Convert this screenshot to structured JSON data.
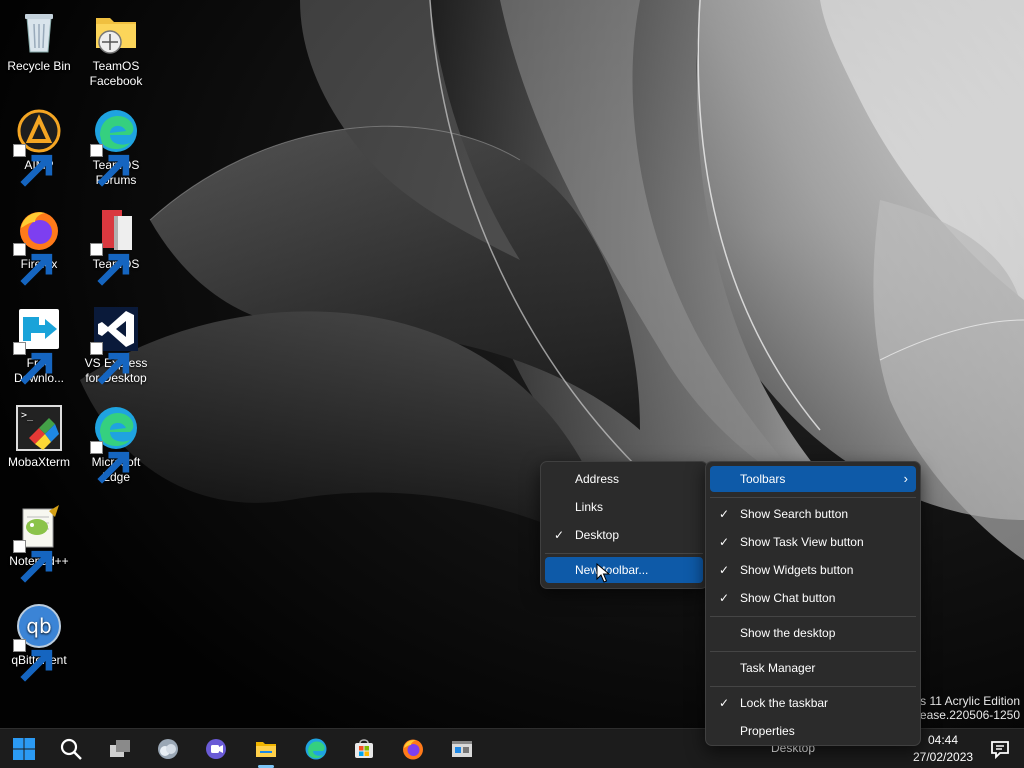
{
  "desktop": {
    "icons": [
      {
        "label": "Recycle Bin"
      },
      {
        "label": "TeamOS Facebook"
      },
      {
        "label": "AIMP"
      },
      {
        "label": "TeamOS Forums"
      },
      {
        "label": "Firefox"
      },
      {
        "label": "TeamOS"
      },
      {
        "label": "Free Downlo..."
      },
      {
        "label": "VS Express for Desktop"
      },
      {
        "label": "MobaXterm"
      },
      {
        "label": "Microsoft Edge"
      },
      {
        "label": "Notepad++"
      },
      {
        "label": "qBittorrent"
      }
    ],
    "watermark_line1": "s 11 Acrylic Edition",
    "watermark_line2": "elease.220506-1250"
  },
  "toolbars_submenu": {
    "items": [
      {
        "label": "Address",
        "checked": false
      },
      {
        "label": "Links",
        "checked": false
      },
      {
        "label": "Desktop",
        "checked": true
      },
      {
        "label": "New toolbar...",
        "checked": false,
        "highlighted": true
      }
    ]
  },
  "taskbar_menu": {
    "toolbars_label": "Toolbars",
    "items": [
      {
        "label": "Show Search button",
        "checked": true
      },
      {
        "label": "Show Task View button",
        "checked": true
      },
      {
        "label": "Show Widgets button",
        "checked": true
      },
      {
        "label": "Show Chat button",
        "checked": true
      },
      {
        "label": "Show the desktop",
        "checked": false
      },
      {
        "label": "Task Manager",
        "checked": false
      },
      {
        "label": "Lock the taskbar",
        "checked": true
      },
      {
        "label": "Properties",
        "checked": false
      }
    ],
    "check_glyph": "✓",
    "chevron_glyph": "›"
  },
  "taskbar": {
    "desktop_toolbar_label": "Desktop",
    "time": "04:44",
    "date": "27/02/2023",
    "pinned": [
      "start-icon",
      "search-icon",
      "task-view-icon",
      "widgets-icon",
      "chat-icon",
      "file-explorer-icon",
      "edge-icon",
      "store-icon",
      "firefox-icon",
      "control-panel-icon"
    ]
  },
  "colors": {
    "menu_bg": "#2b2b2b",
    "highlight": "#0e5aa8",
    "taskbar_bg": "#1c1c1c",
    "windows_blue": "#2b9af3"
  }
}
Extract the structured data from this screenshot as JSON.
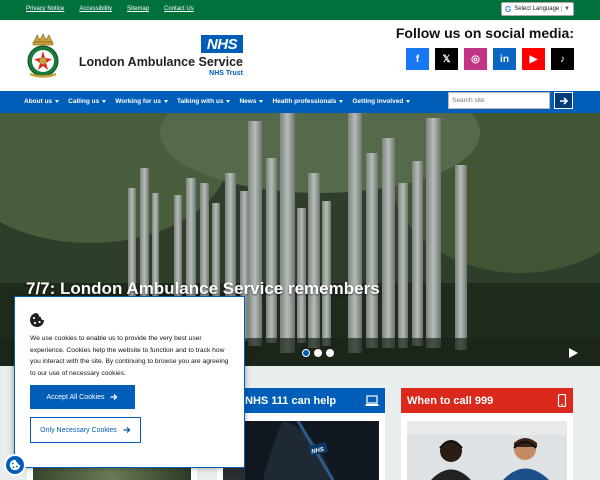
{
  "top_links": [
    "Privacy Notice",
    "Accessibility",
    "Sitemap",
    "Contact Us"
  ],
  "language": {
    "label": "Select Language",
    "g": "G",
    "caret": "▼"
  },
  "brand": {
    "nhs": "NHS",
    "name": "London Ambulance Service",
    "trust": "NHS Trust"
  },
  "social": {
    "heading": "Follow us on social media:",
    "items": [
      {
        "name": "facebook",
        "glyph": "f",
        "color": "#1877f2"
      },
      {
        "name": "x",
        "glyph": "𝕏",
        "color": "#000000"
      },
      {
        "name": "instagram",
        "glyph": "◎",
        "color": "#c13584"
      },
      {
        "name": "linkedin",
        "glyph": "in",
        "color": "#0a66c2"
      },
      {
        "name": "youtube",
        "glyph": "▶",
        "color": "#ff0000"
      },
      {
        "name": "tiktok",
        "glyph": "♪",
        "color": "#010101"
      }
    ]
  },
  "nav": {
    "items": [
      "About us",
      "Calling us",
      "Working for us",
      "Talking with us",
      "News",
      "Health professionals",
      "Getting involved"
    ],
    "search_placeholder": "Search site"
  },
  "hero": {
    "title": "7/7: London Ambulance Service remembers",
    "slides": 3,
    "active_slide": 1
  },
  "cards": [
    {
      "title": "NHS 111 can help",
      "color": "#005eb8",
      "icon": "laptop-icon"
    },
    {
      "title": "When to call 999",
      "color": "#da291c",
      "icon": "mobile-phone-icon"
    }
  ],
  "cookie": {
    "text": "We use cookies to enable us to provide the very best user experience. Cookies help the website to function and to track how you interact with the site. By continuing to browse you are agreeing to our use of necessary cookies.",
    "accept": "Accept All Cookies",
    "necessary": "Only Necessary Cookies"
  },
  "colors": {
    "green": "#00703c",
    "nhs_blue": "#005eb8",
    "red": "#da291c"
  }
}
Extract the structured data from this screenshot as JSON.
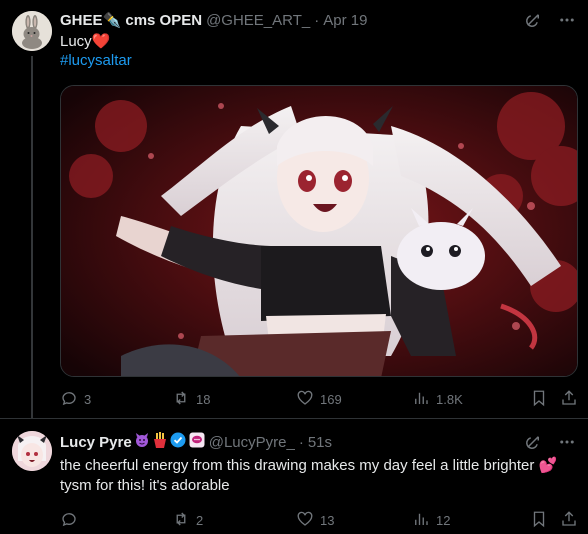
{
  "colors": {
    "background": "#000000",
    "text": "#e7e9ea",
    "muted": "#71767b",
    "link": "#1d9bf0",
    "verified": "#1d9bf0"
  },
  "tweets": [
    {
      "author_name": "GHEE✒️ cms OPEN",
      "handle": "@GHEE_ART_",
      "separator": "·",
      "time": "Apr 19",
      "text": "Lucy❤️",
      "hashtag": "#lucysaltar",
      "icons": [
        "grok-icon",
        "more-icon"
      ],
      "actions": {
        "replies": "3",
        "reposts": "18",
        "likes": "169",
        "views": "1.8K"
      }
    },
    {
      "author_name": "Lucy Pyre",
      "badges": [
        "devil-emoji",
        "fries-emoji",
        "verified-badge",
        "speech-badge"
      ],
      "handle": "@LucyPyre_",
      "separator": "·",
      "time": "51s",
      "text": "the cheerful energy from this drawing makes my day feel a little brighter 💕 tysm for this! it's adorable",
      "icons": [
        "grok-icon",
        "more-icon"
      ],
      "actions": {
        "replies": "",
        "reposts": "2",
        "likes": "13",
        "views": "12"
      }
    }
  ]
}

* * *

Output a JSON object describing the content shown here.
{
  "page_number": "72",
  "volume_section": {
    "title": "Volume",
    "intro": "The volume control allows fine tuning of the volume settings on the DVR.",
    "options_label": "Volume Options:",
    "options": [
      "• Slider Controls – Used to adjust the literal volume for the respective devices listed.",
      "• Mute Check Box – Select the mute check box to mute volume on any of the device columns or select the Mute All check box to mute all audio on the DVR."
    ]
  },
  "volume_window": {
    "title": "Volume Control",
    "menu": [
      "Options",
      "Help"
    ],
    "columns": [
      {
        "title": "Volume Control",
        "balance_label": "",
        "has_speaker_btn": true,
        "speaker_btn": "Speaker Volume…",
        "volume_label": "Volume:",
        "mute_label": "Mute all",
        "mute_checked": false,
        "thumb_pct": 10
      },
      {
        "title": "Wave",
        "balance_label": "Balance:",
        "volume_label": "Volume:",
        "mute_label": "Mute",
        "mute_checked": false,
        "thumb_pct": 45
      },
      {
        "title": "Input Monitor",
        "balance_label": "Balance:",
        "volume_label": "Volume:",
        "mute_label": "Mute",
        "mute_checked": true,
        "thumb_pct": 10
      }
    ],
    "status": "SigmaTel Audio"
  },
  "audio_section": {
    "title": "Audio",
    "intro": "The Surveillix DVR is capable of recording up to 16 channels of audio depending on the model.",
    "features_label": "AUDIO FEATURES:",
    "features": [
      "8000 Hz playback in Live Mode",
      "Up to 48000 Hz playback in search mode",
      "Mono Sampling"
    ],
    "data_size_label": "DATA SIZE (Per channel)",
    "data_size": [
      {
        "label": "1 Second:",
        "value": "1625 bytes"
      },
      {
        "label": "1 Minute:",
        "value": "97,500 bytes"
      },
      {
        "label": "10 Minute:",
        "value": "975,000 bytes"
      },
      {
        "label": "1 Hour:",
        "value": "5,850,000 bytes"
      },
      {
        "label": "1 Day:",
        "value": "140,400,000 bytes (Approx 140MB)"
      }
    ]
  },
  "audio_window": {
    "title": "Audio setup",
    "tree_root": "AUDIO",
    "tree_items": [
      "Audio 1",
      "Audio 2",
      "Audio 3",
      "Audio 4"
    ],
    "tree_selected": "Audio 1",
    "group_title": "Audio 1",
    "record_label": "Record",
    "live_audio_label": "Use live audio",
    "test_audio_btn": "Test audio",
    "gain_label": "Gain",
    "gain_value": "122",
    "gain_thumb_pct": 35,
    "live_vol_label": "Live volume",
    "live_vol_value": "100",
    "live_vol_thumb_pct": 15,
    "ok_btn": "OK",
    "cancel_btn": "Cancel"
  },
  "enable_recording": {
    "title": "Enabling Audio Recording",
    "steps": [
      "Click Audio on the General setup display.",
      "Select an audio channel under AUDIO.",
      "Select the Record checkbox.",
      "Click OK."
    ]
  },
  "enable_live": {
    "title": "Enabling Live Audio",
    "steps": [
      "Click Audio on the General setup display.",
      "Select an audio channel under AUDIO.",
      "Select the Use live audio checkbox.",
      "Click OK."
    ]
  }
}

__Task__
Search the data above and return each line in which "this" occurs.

__Result of the exercise__
Convert this screenshot to structured JSON data.
Extract the structured data from this screenshot as JSON.
Extract the structured data from this screenshot as JSON.
      "text": "the cheerful energy from this drawing makes my day feel a little brighter 💕 tysm for this! it's adorable",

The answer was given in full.